Poole High Street in Dorset has been a fragrant destination for the past decade or so. It's here that entrepreneur Mark Constantine founded Lush cosmetics, and perfumed wafts from the Lush premises drift appealingly down the otherwise undistinguished thoroughfare. Lush, the self-styled "cosmetics grocer", has become a household name, and there are now over 400 Lush stores worldwide, despite the fact that the company neither advertises nor franchises. Now that Constantine has supplied the globe with fresh, hand-made, organic, minimally packaged, non-animal-tested fizzy bath bombs, soap and shampoo, he is turning his mind to knottier problems. Be honest, now: when you meet a chiffchaff, can you tell the Siberian version from its Iberian cousin?
Constantine's latest project, run from a small back room at Lush's Poole premises, is book publishing, and his first title, The Sound Approach to Birding, draws on his long-held passion for birdwatching. This publishing enterprise, which shares its space with the bike Constantine rides to work, largely consists of an Apple Mac, several cartons of books, and an enthusiastic young sprig called Matthew Fairhall, fresh out of Reading University, whose main qualification for running the show is that he's best mates with Constantine's younger son Jack. At Lush, they don't go in for high-faluting job titles; with a twinkle, Constantine suggests describing 23-year-old Fairhall as either Senior Publishing Executive or Supreme Commander, whichever I prefer.
This cheerfully direct, unorthodox approach seems to be working surprisingly well. Constantine and Fairhall have shifted close to 1,000 copies of The Sound Approach to Birding since it was published five months ago, a very respectable figure for a volume that costs close to £30 and could fairly be described as a niche title. It takes an entirely new approach to bird identification, helping experienced birders and beginners alike identify birds by their song, using sonagrams, which translate the different calls into graphic illustrations. "Bird sound has structure, but you can only see it in a sonagram," says Constantine. "Learn to read a sonagram and you are on the road to success. It's rather like a magician's trick; once you know how easy it is to do, you want to do it yourself."
The book, which comes with two stereo CDs, has taken 17 years to put together. Constantine works with a number of other experts, including sound recorders and photographers. The resulting Sound Approach database is the fourth-largest natural sound archive in the world.
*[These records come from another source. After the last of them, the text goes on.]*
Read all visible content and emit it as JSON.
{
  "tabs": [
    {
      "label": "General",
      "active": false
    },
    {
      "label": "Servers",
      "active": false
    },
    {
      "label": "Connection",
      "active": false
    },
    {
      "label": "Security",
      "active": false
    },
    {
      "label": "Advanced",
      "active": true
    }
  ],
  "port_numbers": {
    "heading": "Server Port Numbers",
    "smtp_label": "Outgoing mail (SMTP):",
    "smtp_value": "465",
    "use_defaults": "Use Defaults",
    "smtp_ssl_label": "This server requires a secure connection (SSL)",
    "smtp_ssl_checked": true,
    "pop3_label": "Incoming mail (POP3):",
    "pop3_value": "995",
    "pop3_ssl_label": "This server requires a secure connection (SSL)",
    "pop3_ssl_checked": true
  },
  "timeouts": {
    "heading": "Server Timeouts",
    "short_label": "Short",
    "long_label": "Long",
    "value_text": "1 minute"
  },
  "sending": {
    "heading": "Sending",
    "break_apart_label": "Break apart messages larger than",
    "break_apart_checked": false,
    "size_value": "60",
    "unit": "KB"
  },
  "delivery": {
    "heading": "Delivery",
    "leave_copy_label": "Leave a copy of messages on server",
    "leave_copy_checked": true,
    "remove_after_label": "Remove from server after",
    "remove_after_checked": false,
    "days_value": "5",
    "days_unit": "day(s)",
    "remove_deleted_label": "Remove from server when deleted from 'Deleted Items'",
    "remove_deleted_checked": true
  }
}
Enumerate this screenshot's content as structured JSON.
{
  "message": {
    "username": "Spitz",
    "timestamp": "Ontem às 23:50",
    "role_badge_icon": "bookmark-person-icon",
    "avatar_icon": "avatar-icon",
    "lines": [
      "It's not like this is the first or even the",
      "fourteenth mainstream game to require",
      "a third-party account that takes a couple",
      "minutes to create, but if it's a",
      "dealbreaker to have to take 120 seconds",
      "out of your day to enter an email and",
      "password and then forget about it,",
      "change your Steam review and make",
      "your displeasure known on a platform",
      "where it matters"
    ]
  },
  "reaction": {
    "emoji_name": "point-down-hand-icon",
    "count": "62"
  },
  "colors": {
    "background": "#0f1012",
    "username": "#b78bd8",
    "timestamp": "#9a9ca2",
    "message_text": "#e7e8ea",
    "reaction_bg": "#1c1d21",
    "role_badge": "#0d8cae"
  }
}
He first became interested in birding at the age of 21, encouraged by his wife; seeing gannets on the coast of Ireland was one of the highlights of their honeymoon. "It's all down to girls with me," he says. "Cosmetics are a good reason to talk to girls as well."
Compiling the book has taken him to some extreme places. He has sweltered in a tin hut in Spain, looking for vultures, and shivered in minus-17 degrees of cold in Finland, in a makeshift hide made out of an old packing case, waiting for the white-tailed sea eagle to deign to descend to a bait of frozen pig carcases. "I'd heard that the Swedes have heated hides, but the Finns just thought that was soft."
Some of the most beautiful songs, however, he says, come from more familiar friends: the song thrush, the blackbird, the mistle thrush. "Garden birds have the most complex songs of any European birds. People assume because they're common that their songs are simple, but they're not. Though I'm sick of robins, what a bloody boring song. They look great but the sound is like rubbing your finger across glass."
The Sound Approach has won the Best Bird Book Award from British Birds and the British Trust for Ornithology, the UK's top award in the field. Feedback from users has also been positive. "This book is an inspiration, the recordings are wonderful, the text educational and fun to read. I cannot recommend it too highly. Buy it and buy it now!" exhorts Surfbird.com. Birdguides.com is equally enthusiastic: "I can't remember the last time I was so impressed, entertained and enlightened by a birding product. Birders everywhere should get this."
This positive profile has been achieved despite a typically unconventional approach to distribution. "On the high street here, there's a branch of Waterstone's and three remaindered bookshops," says Constantine. "I think that says everything about publishing; they produce more than they can sell and it's got awfully crap. As far as I can tell, the distributors seem to decide what goes on the shelves, and the middle retailers take 40 per cent of the invoice price."
So The Sound Approach is largely sold direct, though Fairhall is battling doughtily with approaches to independent retailers. "Foyles are lovely, absolutely lovely, fabulous!" says Constantine. "We sent them one book and I thought I'd pop in and see if they'd sold it, so I could ask for it and maybe Matt could sell them some more." Unable to see his book on the shelves, in a classic JR Hartley moment, Constantine approached the sales desk and asked for The Sound Approach to Birding, by Mark Constantine. The search that ensued involved several members of staff, and, finally, calling the store supervisor at home on her day off, before the book was triumphantly brought forth. "They found it, and I had to buy it," wails Constantine, who happily had enough cash on him to avoid the embarrassment of showing the name on his card. "But they've taken more copies since."
Future projects include a second bird book, The Sound Approach to Petrels. "Petrels are so enigmatic," says Constantine. "They nest in such obscure places; sea cliffs and extinct volcanoes." The pursuit of the elusive petrel has already left Constantine's collaborator Magnus Robb temporarily marooned in Cape Verde; the new title should appear in August. A book by older son Simon, a Lush perfumer, is also in the pipeline; the idea is to trace how ethical buying works, from rose otto sold in Bulgaria in a valley that was taken over by arms dealers in the Communist era to the deforestation that can be caused by sourcing sandalwood.
Is this simply a case of vanity publishing that's a cut above the usual? Constantine laughs at the notion. "It's vanity publishing turned on its head," he says. "The book trade is sluggish and the internet blows the whole distribution system out of the water. You can reach the public yourself and I highly recommend it; it's very exciting."
To order a copy of 'The Sound Approach to Birding' by Mark Constantine (£29.95, including two CDs), with free p&p, call Independent Books Direct on 08700 798 897; www.soundapproach.co.uk, 01202 676 622Reuse content